- _EXERCISE OBJECTIVE_:
A line belongs in the answer if it contains "EXPORT"; copy every such line from the entries below.

--------

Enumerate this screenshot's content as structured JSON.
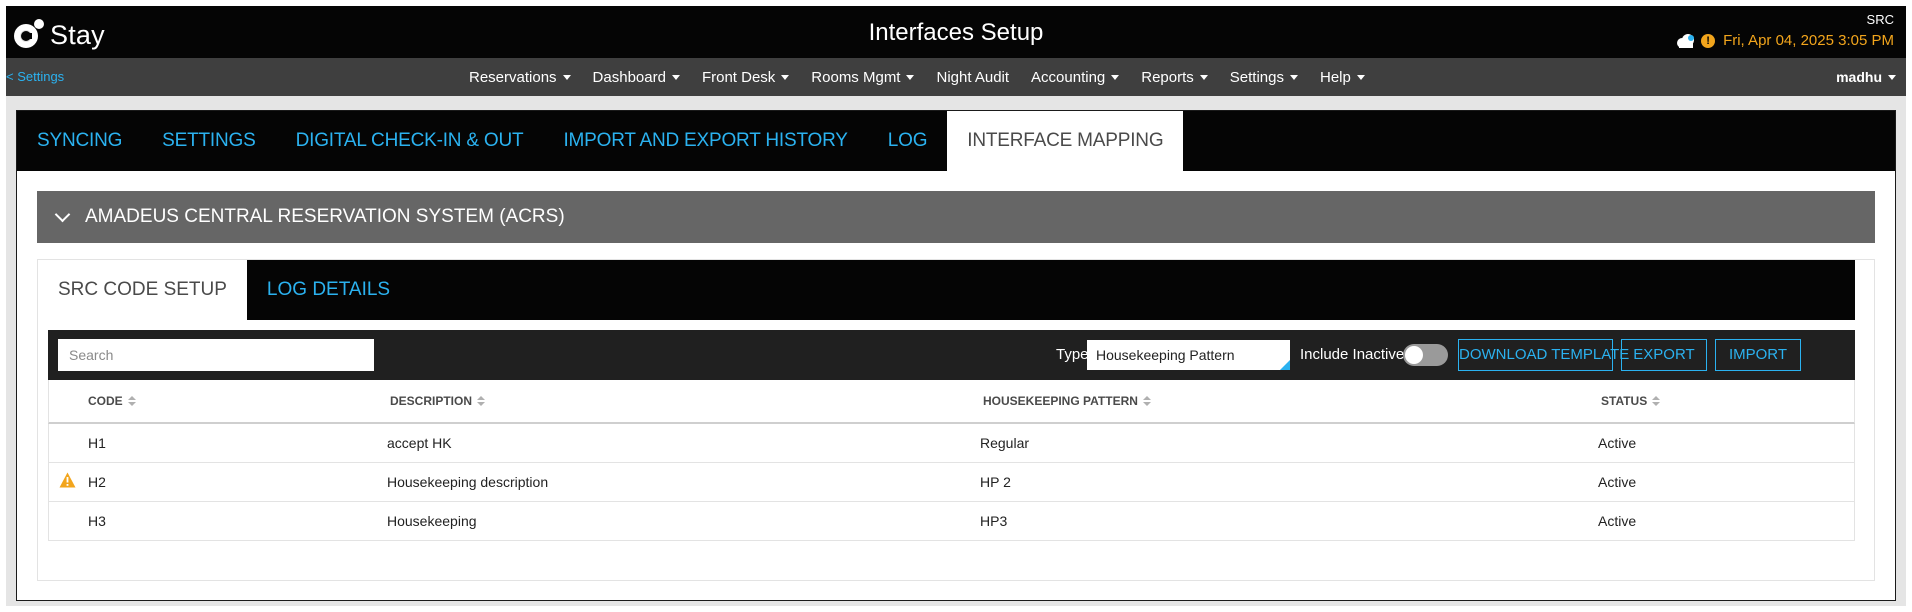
{
  "header": {
    "logo_text": "Stay",
    "title": "Interfaces Setup",
    "property_code": "SRC",
    "datetime": "Fri, Apr 04, 2025 3:05 PM",
    "warning_glyph": "!"
  },
  "nav": {
    "back_label": "<  Settings",
    "items": [
      {
        "label": "Reservations",
        "dropdown": true
      },
      {
        "label": "Dashboard",
        "dropdown": true
      },
      {
        "label": "Front Desk",
        "dropdown": true
      },
      {
        "label": "Rooms Mgmt",
        "dropdown": true
      },
      {
        "label": "Night Audit",
        "dropdown": false
      },
      {
        "label": "Accounting",
        "dropdown": true
      },
      {
        "label": "Reports",
        "dropdown": true
      },
      {
        "label": "Settings",
        "dropdown": true
      },
      {
        "label": "Help",
        "dropdown": true
      }
    ],
    "user": "madhu"
  },
  "main_tabs": [
    {
      "label": "SYNCING",
      "active": false
    },
    {
      "label": "SETTINGS",
      "active": false
    },
    {
      "label": "DIGITAL CHECK-IN & OUT",
      "active": false
    },
    {
      "label": "IMPORT AND EXPORT HISTORY",
      "active": false
    },
    {
      "label": "LOG",
      "active": false
    },
    {
      "label": "INTERFACE MAPPING",
      "active": true
    }
  ],
  "accordion": {
    "title": "AMADEUS CENTRAL RESERVATION SYSTEM (ACRS)"
  },
  "sub_tabs": [
    {
      "label": "SRC CODE SETUP",
      "active": true
    },
    {
      "label": "LOG DETAILS",
      "active": false
    }
  ],
  "toolbar": {
    "search_placeholder": "Search",
    "type_label": "Type",
    "type_value": "Housekeeping Pattern",
    "include_inactive_label": "Include Inactive",
    "include_inactive_on": false,
    "download_template_label": "DOWNLOAD TEMPLATE",
    "export_label": "EXPORT",
    "import_label": "IMPORT"
  },
  "table": {
    "columns": [
      "CODE",
      "DESCRIPTION",
      "HOUSEKEEPING PATTERN",
      "STATUS"
    ],
    "rows": [
      {
        "code": "H1",
        "description": "accept HK",
        "pattern": "Regular",
        "status": "Active",
        "warning": false
      },
      {
        "code": "H2",
        "description": "Housekeeping description",
        "pattern": "HP 2",
        "status": "Active",
        "warning": true
      },
      {
        "code": "H3",
        "description": "Housekeeping",
        "pattern": "HP3",
        "status": "Active",
        "warning": false
      }
    ]
  },
  "colors": {
    "accent": "#2bb2f0",
    "warning": "#f2a51c",
    "header_bg": "#050505",
    "nav_bg": "#3f3f3f",
    "accordion_bg": "#666666"
  }
}
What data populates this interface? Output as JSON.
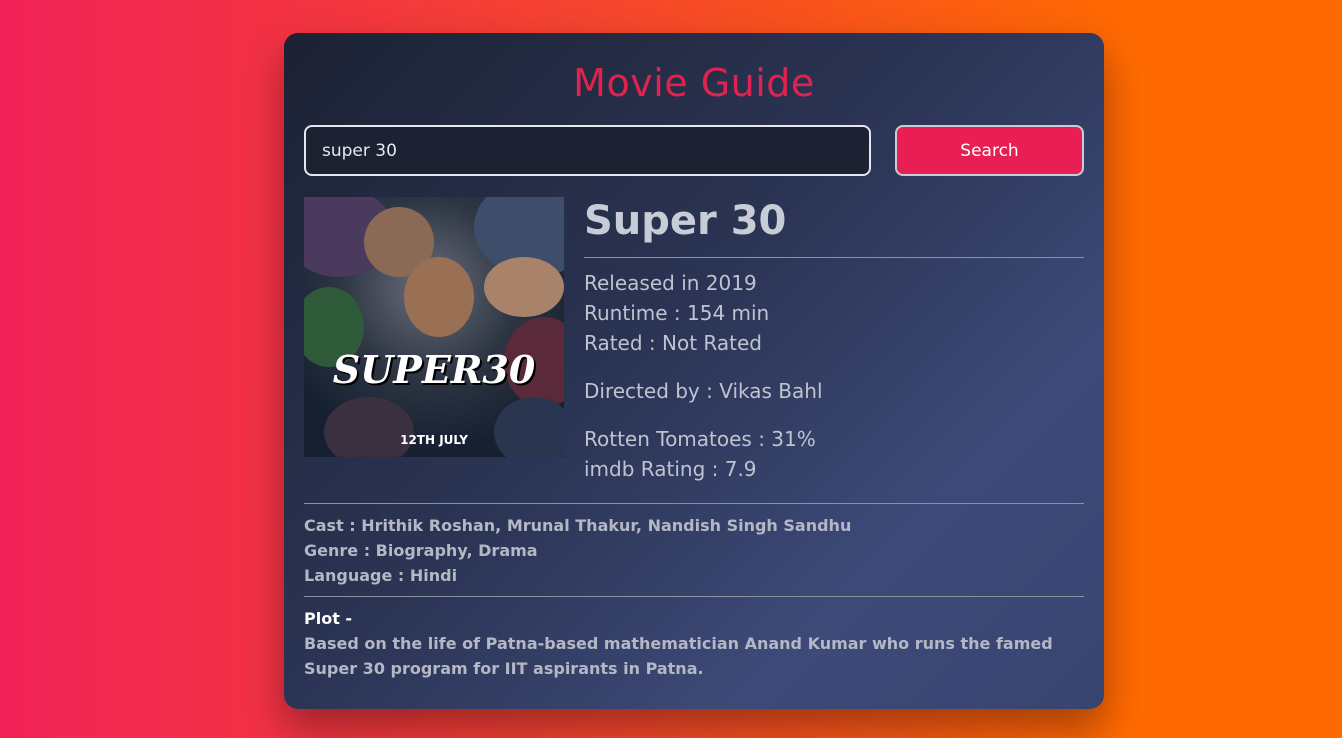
{
  "app": {
    "title": "Movie Guide"
  },
  "search": {
    "value": "super 30",
    "button_label": "Search"
  },
  "movie": {
    "title": "Super 30",
    "poster_title": "SUPER30",
    "poster_date": "12TH JULY",
    "released": "Released in 2019",
    "runtime": "Runtime : 154 min",
    "rated": "Rated : Not Rated",
    "director": "Directed by : Vikas Bahl",
    "rotten_tomatoes": "Rotten Tomatoes : 31%",
    "imdb": "imdb Rating : 7.9",
    "cast": "Cast : Hrithik Roshan, Mrunal Thakur, Nandish Singh Sandhu",
    "genre": "Genre : Biography, Drama",
    "language": "Language : Hindi",
    "plot_label": "Plot -",
    "plot": "Based on the life of Patna-based mathematician Anand Kumar who runs the famed Super 30 program for IIT aspirants in Patna."
  },
  "colors": {
    "accent": "#e0224e",
    "button": "#e91e55"
  }
}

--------

- _TASK SOLUTION_:
      "label": "IMPORT AND EXPORT HISTORY",
    "export_label": "EXPORT",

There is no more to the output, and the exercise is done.